COMPARED to Kia's earlier rugged sport utility vehicle, the all new Sportage follows a radically different design concept. It is much sportier, spacious and altogether more user friendly.

It is longer, wider and higher than most other sport utilities, but then this five-seater does provide quite a bit more when it comes to choice: for a start there are three engines (2.0-litre and 2.7-litre V6 petrol and a 2.0-litre diesel), two-wheel or four-wheel drive, five speed manual or four speed automatic and two trim and equipment levels.

Despite recent negative publicity, there is still strong customer demand for SUVs, according to research undertaken by Kia. With the Sportage, Kia is hoping to expand the budget end of the market and attract buyers with about £16,000 to spend.

This is an attractive-looking addition to the sport utility market, and one that has been well packaged. There is easily enough room for four, and a good deal more left over for their luggage.
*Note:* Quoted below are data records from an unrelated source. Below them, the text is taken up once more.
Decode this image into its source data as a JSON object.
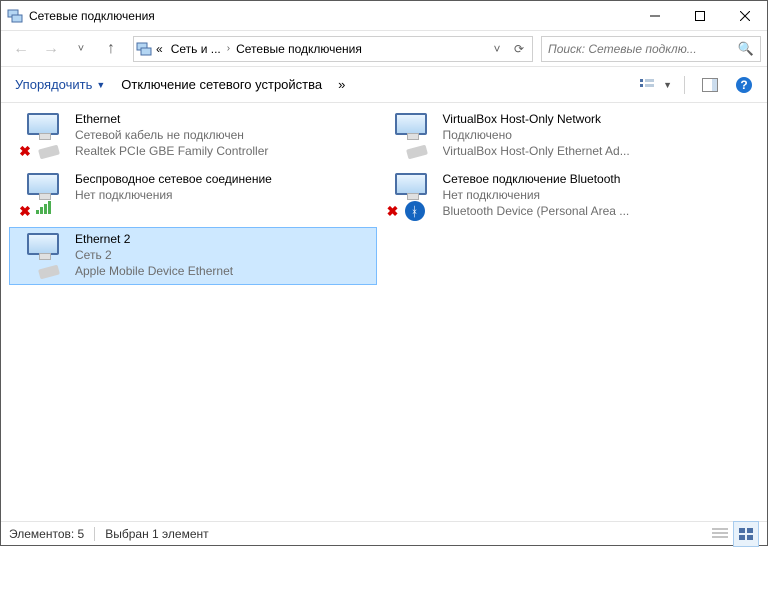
{
  "title": "Сетевые подключения",
  "breadcrumb": {
    "prefix": "«",
    "part1": "Сеть и ...",
    "part2": "Сетевые подключения",
    "sep": "›"
  },
  "search": {
    "placeholder": "Поиск: Сетевые подклю..."
  },
  "toolbar": {
    "organize": "Упорядочить",
    "disconnect": "Отключение сетевого устройства",
    "more": "»"
  },
  "connections": [
    {
      "name": "Ethernet",
      "status": "Сетевой кабель не подключен",
      "device": "Realtek PCIe GBE Family Controller",
      "icon_type": "cable",
      "disconnected": true,
      "selected": false
    },
    {
      "name": "VirtualBox Host-Only Network",
      "status": "Подключено",
      "device": "VirtualBox Host-Only Ethernet Ad...",
      "icon_type": "cable",
      "disconnected": false,
      "selected": false
    },
    {
      "name": "Беспроводное сетевое соединение",
      "status": "Нет подключения",
      "device": "",
      "icon_type": "wifi",
      "disconnected": true,
      "selected": false
    },
    {
      "name": "Сетевое подключение Bluetooth",
      "status": "Нет подключения",
      "device": "Bluetooth Device (Personal Area ...",
      "icon_type": "bt",
      "disconnected": true,
      "selected": false
    },
    {
      "name": "Ethernet 2",
      "status": "Сеть 2",
      "device": "Apple Mobile Device Ethernet",
      "icon_type": "cable",
      "disconnected": false,
      "selected": true
    }
  ],
  "statusbar": {
    "items": "Элементов: 5",
    "selected": "Выбран 1 элемент"
  }
}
The diesel version, however, does run over that budget price. Diesel engines cost more to build than a petrol unit, consequently Kia has had to add a premium of £1,200. However, it is still possible to break the £16,000 barrier, just; the entry-level CRDi XE with manual transmission costs £15,695. If you want the flagship model then be prepared to pay £18,195 for the higher-specification XS automatic.

The two-litre turbo diesel engine, producing 111bhp, scores well on combined fuel economy (39.8mpg) and CO2 emissions (187g/km).

The engine does work well in off-road situations. Kia devised one of these in Yorkshire and it did give a clear indication of the Sportage's capabilities, with mud and water splashes, and a few steep climbs and descents.

To get into off-road mode, it is a simple case of pressing one button to lock the transmission into four-wheel drive and another button to disable the traction control.

Back on the road, the Sportage is more impressive. Granted it is a bit slow to pick up, but once on the way it takes a lot of beating, and the ride control is very comfortable. No serious rolling even on some steep cambered roads around Leeds.

All the major controls are easy to use, and the high driving position of course helps the driver to see what is happening way ahead.

The trim levels, LX and EX, share standard equipment such as tinted windows, 60/40 seat split, centre console storage box, electric front and rear windows, twin roof bars, alloy wheels, central locking, front and side airbags, four audio speakers, and anti-lock brakes with electronic brake distribution.

The higher-specification EX has stability control, twin front fog lamps, electrically heated windscreen, body-colour door handles, rear tailgate release, dashboard passenger grab handle, luggage net, remote central locking and theft alarm, cabin air filter and courtesy lights which illuminate the road or pavement.

Updated: 11:28 Friday, March 25, 2005